Safety in the Work Place
Ensuring your workplace has adequate safety and health standards for employees is really important. Accepting sub-par standards will not only lead to poor health, it can lower productivity and quality of work. Employees who stay safe are also more likely to continue these good habits in other areas of their work.
Being conscious of what that regulations are, and how they enforce them will keep you safe as well. The quality of the equipment you wear and use, can prevent most of the dangers associated with welding. One of the harder dangers to combat are the fumes. Chemicals released into the air include; aluminum, arsenic, lead, along with gases used to protect the weld.
Keeping the weld surface clean does a lot to eliminate fumes, but putting proper ventilation in place is always important. If, the ventilation system is not enough, make sure to wear respiratory protection.

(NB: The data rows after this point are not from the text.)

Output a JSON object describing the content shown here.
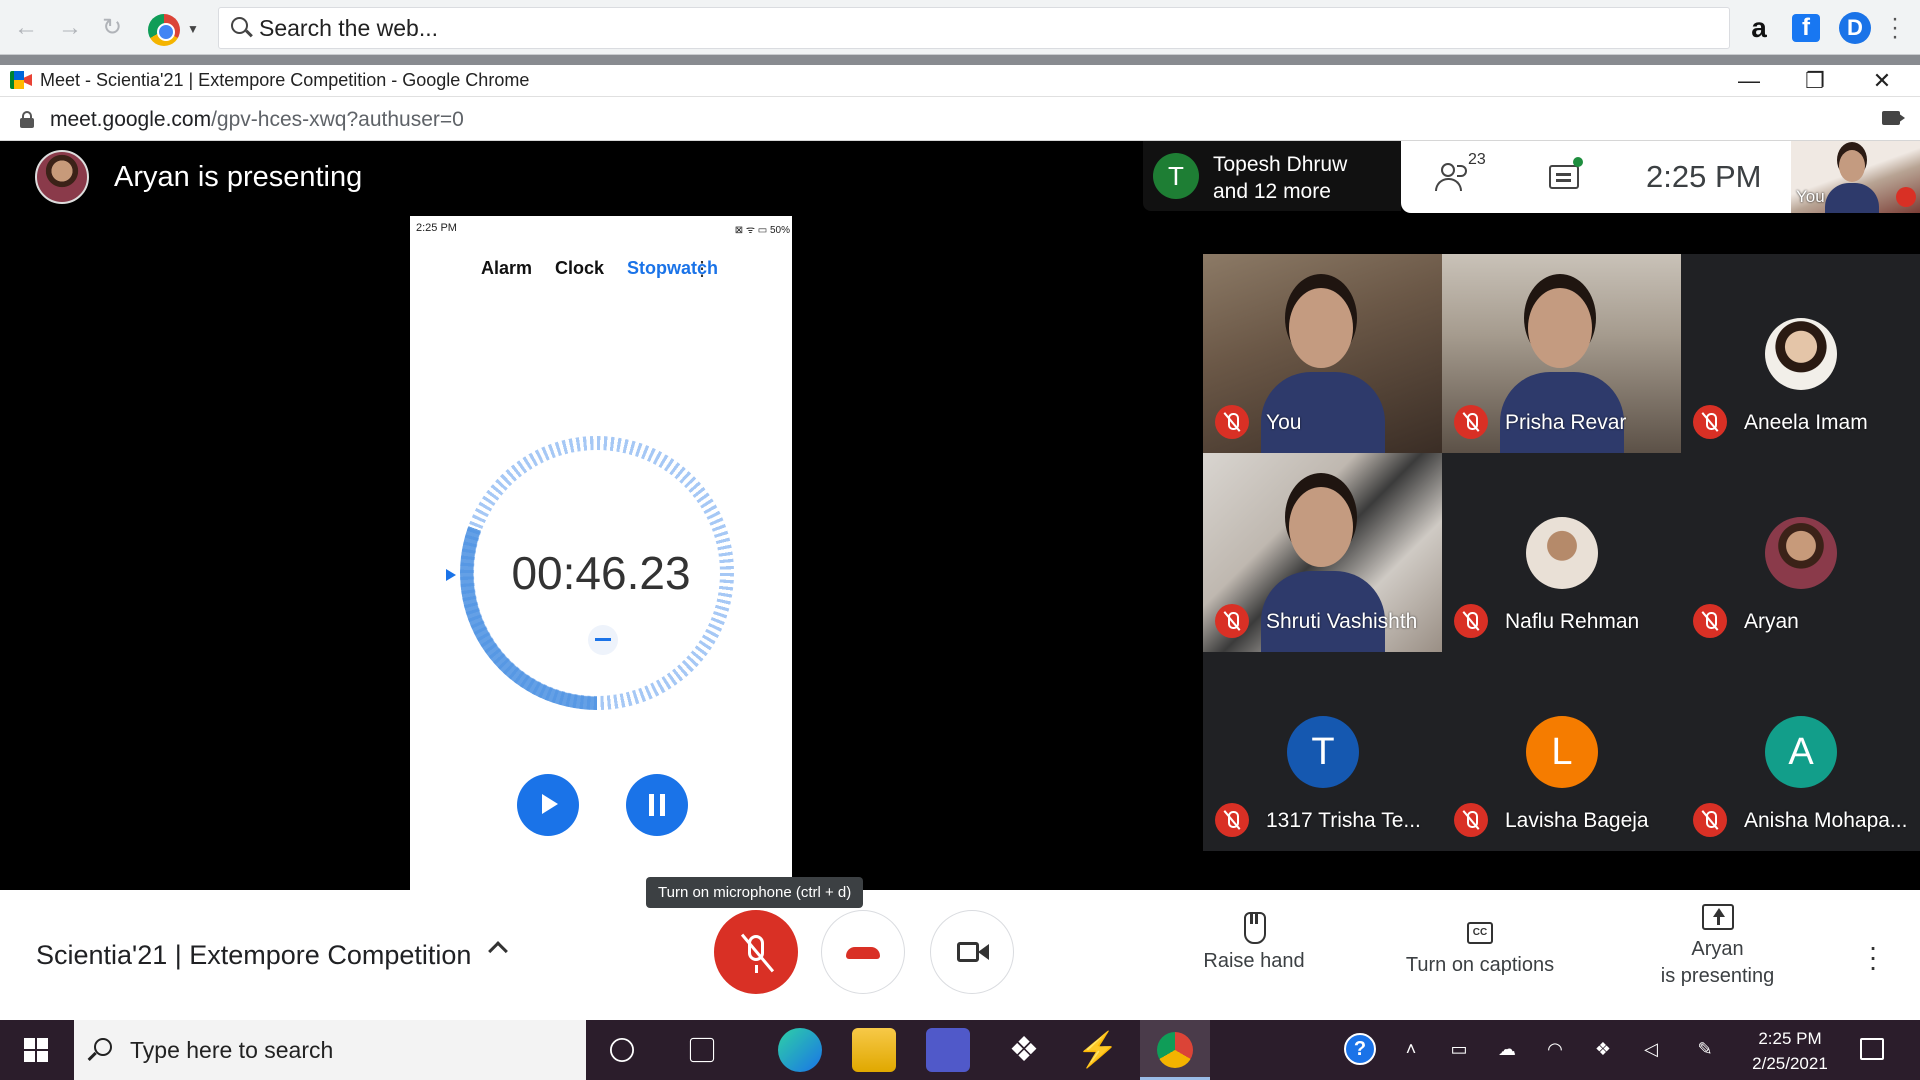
{
  "browser": {
    "search_placeholder": "Search the web...",
    "window_title": "Meet - Scientia'21 | Extempore Competition - Google Chrome",
    "url_host": "meet.google.com",
    "url_path": "/gpv-hces-xwq?authuser=0",
    "extensions": {
      "amazon": "a",
      "facebook": "f",
      "profile": "D"
    },
    "window_controls": {
      "minimize": "—",
      "maximize": "❐",
      "close": "✕"
    }
  },
  "meet": {
    "presenter_label": "Aryan is presenting",
    "participants_chip": {
      "avatar_letter": "T",
      "line1": "Topesh Dhruw",
      "line2": "and 12 more"
    },
    "people_count": "23",
    "clock": "2:25 PM",
    "self_preview_label": "You",
    "phone": {
      "status_time": "2:25 PM",
      "status_right": "⊠ ᯤ ▭ 50%",
      "tabs": [
        "Alarm",
        "Clock",
        "Stopwatch"
      ],
      "menu": "⋮",
      "stopwatch_value": "00:46.23"
    },
    "tiles": [
      {
        "name": "You",
        "kind": "video"
      },
      {
        "name": "Prisha Revar",
        "kind": "video"
      },
      {
        "name": "Aneela Imam",
        "kind": "photo"
      },
      {
        "name": "Shruti Vashishth",
        "kind": "video"
      },
      {
        "name": "Naflu Rehman",
        "kind": "photo"
      },
      {
        "name": "Aryan",
        "kind": "photo"
      },
      {
        "name": "1317 Trisha Te...",
        "kind": "letter",
        "letter": "T",
        "color": "#1558b0"
      },
      {
        "name": "Lavisha Bageja",
        "kind": "letter",
        "letter": "L",
        "color": "#f57c00"
      },
      {
        "name": "Anisha Mohapa...",
        "kind": "letter",
        "letter": "A",
        "color": "#129e8a"
      }
    ],
    "bottom_bar": {
      "meeting_title": "Scientia'21 | Extempore Competition",
      "tooltip": "Turn on microphone (ctrl + d)",
      "raise_hand": "Raise hand",
      "captions": "Turn on captions",
      "captions_icon": "CC",
      "presenting_line1": "Aryan",
      "presenting_line2": "is presenting",
      "more": "⋮"
    }
  },
  "taskbar": {
    "search_placeholder": "Type here to search",
    "time": "2:25 PM",
    "date": "2/25/2021",
    "help_icon": "?"
  },
  "colors": {
    "accent_blue": "#1a73e8",
    "mute_red": "#d93025",
    "stage_bg": "#000000",
    "grid_bg": "#202124"
  }
}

Even though a facemask can be uncomfortable, it is much better than the alternative health risks.
Welding Programs for Young People
Kids that show interest in welding programs like this one are in good hands. Not every school offers a welding or shop program, and this high school shows initiative in the design of their technical program. With the growth of metal industries continuing, the Franklin County Career and Technology Center gives their students the opportunity to practice their skills with real world applications. Students look over real blueprints, design practical projects, and execute the projects. The curriculum, along with the dedication of the instructor, is a great foundation for these young welders.

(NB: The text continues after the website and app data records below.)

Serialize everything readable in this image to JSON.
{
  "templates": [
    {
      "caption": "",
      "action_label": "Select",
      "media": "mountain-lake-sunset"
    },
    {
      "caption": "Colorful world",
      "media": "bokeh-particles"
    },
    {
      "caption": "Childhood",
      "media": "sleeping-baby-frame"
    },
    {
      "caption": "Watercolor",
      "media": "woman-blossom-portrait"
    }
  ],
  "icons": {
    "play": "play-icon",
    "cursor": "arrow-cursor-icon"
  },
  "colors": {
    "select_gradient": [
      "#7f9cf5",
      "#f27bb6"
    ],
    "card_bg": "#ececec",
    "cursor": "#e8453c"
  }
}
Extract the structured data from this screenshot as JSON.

The project in the video is about constructing a park bench. This is something simple conceptually, but there are a lot of different ways to construct it. Getting together to solve the task as a group and comparing ideas is a great way to learn to work as a team. It is rare that you see a single welder completing a whole project by themselves. This also helps student develop problem solving skills.
Welding programs like these are becoming more common and well organized. This is good for the welding industry, and the quality of skilled welders produced. This engagement from a young age also helps the young students feel like they are moving in a positive direction after school.
Colleges Turn to Welding
For the past 20-30 years there has been a steady decline in students learning skilled trades. The current workforce is aging and a gap between experienced welders and new welders is growing. Unfortunately for many college and university students, they owe an average of $ 29,000 in loans. And after leaving school, it is almost impossible to find a job.
Fortunately, there are more and more options to learn about a skill. Welding programs, like this college located in Great Falls, Montana, have made big leaps to provide a well-rounded and detailed education. The students are interested in the program not only for the useful skills they learn, but because of the low price and the job security that comes with it. Almost 50% percent of goods manufactured in the US involve some sort of welding.
This school is providing a special way to practice as well. They have introduced virtual welders, a machine that uses a plastic GMAW torch to simulate real-time welding. This teaches the students hand-eye coordination, as well as comfort and control with a torch.
However, not everyone is cut out to be welder. A student of the college says “To do it well is definitely a skill,” and he is definitely right about that. The school teaches all of the basic welding processes and methods, but it is up to the student to show the determination and the drive to be a better welder.
This basic one-year program is standard for most welding schools. It is possible to find an 8 – 14-month program, all with different curriculum. When you look for a welding school or program it is important to check what kind of accreditation they have.
The accreditation is an important part of the school’s legitimacy. If you complete a welding program from an unaccredited school, then it will be much harder to find work. Other options for getting an education are from unions or larger welding companies who have an in-house training program. Make the most out of your education and do your research!
New 4-in-1 Welding Machine!
New from Miller Electric, is the Multimatic 215!
For the basic welder this machine is simple and has the variety you need. It provides multiple processes including DC SMAW, SC GTAW, GMAW, and flux-cored welding. Miller also states that the machine can weld up to 3/8-inch-thick steel in a single pass, and can easily connect to 120 or 240-volt input power.
A few of the features for the Multimatic 215 include an Auto Spool Gun Detect, Two Gas Connections, Fan-On-Demand, and Inverter Technology.
The Auto Spool Gun Detect makes switching from stick to a wire-fed process easy and switch free. The machine automatically detects when a MiG-gun or spool gun is connected.
This machine also has two gas connections, making it easy to switch your welding technique and your process. The ability to use different combinations of gases without stopping and changing out canisters, is great for saving time and materials.
The Fan-On-Demand is a great step for Miller Electric to be taking a well. This technology reduces the amount of energy used by the machine, as well as keeping the interior clean from contaminates.
Finally the weight of the Multimatic 215 is one of the best features. Using Inverter Technology, Miller is able to combine all four of the major processes into one machine weighing only 38-pounds. All of these capabilities combined with best-in-class arc characteristics make this one of the best basic welding machines on the market.